Look for "kind" in each line of the records, and copy the lines that have it.

(Data entries)
*** Begin section ***

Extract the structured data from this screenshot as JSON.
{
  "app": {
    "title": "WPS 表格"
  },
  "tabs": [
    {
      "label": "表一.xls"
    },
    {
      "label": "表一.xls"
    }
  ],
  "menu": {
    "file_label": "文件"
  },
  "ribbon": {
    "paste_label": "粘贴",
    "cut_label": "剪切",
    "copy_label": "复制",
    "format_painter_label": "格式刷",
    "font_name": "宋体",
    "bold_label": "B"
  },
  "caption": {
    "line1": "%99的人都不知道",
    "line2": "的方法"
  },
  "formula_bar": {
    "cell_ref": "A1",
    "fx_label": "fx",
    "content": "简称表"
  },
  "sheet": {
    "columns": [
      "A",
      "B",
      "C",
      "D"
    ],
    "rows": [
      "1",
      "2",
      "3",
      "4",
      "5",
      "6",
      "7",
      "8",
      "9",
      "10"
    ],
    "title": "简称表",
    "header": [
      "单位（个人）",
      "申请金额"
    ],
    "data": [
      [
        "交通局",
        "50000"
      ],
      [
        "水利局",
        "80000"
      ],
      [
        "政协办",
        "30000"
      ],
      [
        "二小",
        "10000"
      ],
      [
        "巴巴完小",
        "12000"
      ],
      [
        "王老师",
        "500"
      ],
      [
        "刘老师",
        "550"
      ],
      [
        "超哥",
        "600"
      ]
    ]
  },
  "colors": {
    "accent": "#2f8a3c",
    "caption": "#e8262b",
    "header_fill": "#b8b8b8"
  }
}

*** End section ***
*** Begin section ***

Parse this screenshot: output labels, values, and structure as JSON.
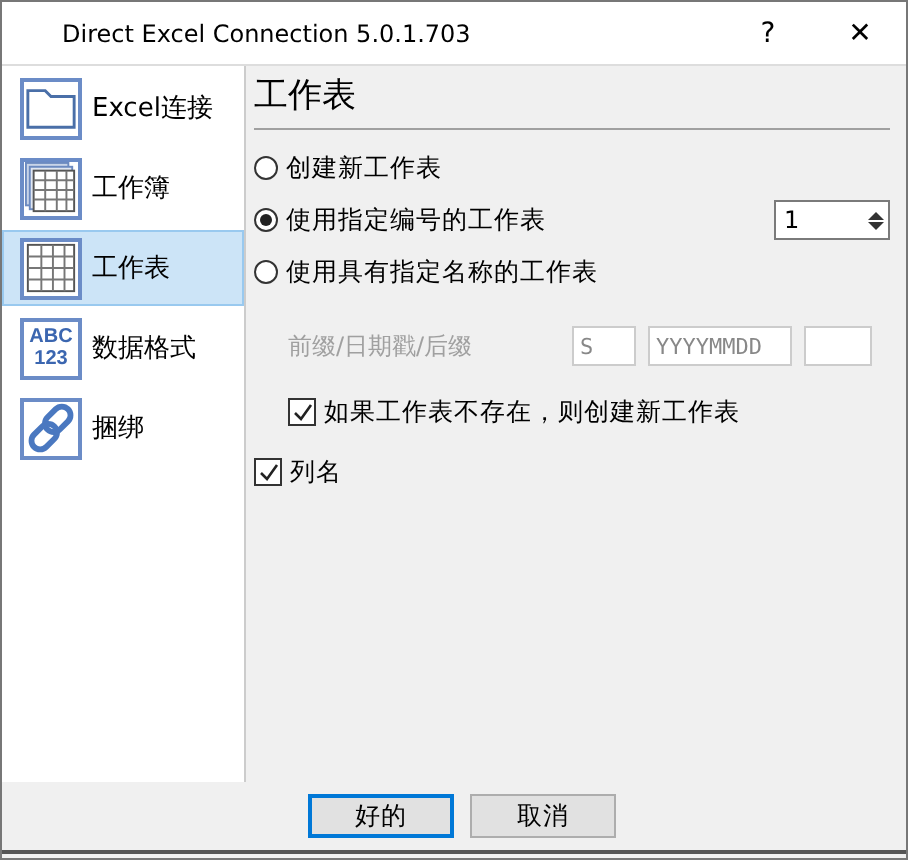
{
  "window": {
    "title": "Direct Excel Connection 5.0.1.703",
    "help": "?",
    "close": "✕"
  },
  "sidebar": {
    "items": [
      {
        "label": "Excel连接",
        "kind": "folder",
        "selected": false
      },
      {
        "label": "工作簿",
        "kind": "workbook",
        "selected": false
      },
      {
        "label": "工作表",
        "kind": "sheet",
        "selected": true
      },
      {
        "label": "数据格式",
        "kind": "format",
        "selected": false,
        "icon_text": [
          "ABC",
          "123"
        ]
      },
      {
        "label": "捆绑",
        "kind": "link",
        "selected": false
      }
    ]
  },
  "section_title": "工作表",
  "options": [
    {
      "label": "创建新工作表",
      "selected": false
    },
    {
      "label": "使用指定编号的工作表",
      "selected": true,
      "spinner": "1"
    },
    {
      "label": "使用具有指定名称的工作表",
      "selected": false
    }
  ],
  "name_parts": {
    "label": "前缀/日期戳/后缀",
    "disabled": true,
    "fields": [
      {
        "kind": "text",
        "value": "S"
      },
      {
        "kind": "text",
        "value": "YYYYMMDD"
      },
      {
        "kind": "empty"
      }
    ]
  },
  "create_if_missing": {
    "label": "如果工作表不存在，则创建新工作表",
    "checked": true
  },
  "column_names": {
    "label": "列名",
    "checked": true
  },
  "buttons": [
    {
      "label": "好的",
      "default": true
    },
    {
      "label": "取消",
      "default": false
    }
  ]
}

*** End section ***

§ ANSWER TO THIS PROBLEM
        "kind": "folder",
        "kind": "workbook",
        "kind": "sheet",
        "kind": "format",
        "kind": "link",
        "kind": "text",
        "kind": "text",
        "kind": "empty"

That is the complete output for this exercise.